Required work: Scan the entries below and state how many lines contain "text". No other output.

Material provided:
===

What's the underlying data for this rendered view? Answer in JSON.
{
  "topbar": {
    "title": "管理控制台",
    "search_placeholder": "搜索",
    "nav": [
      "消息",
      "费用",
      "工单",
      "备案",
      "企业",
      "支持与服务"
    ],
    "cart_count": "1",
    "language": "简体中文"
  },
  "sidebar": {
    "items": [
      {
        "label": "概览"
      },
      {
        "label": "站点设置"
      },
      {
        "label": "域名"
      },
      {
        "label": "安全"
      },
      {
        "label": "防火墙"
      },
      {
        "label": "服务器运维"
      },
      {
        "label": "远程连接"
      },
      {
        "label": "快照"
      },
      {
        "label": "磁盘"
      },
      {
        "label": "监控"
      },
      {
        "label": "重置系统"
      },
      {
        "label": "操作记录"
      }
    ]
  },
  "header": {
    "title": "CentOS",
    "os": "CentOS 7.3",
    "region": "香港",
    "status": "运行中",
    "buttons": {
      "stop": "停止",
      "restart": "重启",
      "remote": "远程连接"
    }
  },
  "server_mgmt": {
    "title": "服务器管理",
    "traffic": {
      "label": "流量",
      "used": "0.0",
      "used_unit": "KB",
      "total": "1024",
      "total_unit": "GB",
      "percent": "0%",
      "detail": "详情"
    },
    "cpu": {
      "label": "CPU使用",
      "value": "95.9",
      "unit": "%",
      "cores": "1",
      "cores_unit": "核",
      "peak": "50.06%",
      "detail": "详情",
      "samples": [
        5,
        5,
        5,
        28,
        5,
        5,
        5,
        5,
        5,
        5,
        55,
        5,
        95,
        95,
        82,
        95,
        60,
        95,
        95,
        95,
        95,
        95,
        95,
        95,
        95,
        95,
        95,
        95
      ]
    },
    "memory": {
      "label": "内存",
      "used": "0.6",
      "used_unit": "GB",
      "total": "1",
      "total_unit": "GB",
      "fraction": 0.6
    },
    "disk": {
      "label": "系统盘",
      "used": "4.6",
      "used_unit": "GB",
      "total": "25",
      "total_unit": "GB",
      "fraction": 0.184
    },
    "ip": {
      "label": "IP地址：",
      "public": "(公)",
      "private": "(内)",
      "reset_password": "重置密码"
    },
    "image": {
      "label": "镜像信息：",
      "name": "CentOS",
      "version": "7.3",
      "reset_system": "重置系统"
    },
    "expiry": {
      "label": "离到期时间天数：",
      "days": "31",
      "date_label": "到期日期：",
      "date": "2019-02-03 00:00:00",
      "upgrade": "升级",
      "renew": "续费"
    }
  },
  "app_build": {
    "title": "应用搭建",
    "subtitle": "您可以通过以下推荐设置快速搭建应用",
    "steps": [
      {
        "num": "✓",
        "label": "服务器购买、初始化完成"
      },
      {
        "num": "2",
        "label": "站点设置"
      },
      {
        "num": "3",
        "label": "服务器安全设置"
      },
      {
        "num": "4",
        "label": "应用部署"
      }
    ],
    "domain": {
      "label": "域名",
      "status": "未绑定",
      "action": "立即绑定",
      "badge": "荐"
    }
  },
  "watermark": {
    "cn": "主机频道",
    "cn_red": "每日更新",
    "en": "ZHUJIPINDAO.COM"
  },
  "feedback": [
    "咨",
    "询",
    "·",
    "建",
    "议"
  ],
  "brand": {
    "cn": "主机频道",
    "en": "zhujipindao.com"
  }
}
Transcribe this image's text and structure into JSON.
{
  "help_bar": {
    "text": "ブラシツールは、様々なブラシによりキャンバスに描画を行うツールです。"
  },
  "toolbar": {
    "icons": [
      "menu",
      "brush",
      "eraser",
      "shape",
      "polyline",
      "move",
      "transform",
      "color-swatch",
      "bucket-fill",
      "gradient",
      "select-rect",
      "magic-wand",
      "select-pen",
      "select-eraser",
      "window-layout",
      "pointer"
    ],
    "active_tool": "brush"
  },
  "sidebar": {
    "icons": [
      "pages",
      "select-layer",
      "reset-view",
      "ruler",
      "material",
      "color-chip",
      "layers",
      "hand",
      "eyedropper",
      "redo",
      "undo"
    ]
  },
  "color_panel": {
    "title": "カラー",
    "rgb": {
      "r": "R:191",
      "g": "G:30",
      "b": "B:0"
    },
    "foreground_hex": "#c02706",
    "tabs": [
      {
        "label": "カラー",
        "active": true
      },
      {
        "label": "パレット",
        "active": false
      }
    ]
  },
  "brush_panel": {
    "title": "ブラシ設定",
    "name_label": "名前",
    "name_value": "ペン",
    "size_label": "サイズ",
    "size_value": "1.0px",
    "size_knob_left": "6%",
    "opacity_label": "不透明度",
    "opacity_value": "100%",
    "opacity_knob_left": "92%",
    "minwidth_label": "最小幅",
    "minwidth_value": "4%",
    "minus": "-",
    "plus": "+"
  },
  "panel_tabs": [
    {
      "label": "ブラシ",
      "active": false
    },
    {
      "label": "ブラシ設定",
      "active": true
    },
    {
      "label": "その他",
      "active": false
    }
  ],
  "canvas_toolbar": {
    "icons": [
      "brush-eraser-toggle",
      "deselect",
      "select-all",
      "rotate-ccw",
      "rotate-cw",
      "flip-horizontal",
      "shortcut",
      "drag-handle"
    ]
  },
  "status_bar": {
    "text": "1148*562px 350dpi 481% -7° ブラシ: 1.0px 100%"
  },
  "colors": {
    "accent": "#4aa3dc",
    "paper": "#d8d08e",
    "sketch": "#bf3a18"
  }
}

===

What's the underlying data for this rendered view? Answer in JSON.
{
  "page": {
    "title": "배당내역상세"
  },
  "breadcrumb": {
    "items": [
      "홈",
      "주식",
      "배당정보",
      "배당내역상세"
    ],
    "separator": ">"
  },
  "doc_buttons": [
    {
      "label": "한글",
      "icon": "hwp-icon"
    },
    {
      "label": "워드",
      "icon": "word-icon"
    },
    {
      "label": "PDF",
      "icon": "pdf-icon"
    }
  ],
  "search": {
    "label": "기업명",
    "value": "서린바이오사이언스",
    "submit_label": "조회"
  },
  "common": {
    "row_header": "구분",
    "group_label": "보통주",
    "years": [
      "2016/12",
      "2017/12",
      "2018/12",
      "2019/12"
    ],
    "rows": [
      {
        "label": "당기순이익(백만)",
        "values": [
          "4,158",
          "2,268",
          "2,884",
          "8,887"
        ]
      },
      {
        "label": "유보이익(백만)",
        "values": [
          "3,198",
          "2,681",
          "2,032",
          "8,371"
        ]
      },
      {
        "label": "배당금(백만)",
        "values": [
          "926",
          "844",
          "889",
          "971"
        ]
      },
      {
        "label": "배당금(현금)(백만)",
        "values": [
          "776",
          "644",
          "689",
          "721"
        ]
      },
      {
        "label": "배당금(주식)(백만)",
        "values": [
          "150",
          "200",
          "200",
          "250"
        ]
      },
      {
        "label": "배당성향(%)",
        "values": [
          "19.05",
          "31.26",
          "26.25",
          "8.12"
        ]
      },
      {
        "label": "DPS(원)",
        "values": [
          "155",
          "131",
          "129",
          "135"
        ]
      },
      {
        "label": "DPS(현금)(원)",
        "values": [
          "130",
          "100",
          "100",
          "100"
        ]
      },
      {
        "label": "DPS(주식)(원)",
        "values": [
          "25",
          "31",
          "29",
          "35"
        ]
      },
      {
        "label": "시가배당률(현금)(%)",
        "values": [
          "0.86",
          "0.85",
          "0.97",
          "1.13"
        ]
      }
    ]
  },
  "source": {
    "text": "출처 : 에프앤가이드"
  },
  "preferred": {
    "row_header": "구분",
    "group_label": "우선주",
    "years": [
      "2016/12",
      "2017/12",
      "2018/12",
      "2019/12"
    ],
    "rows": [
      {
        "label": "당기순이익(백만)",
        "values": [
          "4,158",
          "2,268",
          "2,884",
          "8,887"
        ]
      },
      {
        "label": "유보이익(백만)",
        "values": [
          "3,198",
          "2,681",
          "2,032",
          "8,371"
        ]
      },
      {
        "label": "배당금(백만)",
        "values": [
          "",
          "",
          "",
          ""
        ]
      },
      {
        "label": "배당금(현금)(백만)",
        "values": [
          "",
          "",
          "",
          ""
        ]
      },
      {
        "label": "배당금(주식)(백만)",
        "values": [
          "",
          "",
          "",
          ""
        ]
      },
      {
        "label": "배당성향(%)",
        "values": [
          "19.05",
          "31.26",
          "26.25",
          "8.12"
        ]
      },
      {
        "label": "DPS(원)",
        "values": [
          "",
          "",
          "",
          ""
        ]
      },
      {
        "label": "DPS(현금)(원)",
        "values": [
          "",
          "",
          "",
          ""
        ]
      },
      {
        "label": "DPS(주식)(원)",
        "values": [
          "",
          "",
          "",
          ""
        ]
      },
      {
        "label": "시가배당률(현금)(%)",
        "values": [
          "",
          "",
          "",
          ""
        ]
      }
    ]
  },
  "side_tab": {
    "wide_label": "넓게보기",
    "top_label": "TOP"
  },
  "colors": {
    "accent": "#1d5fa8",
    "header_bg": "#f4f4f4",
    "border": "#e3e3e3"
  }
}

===

Exercise result: 4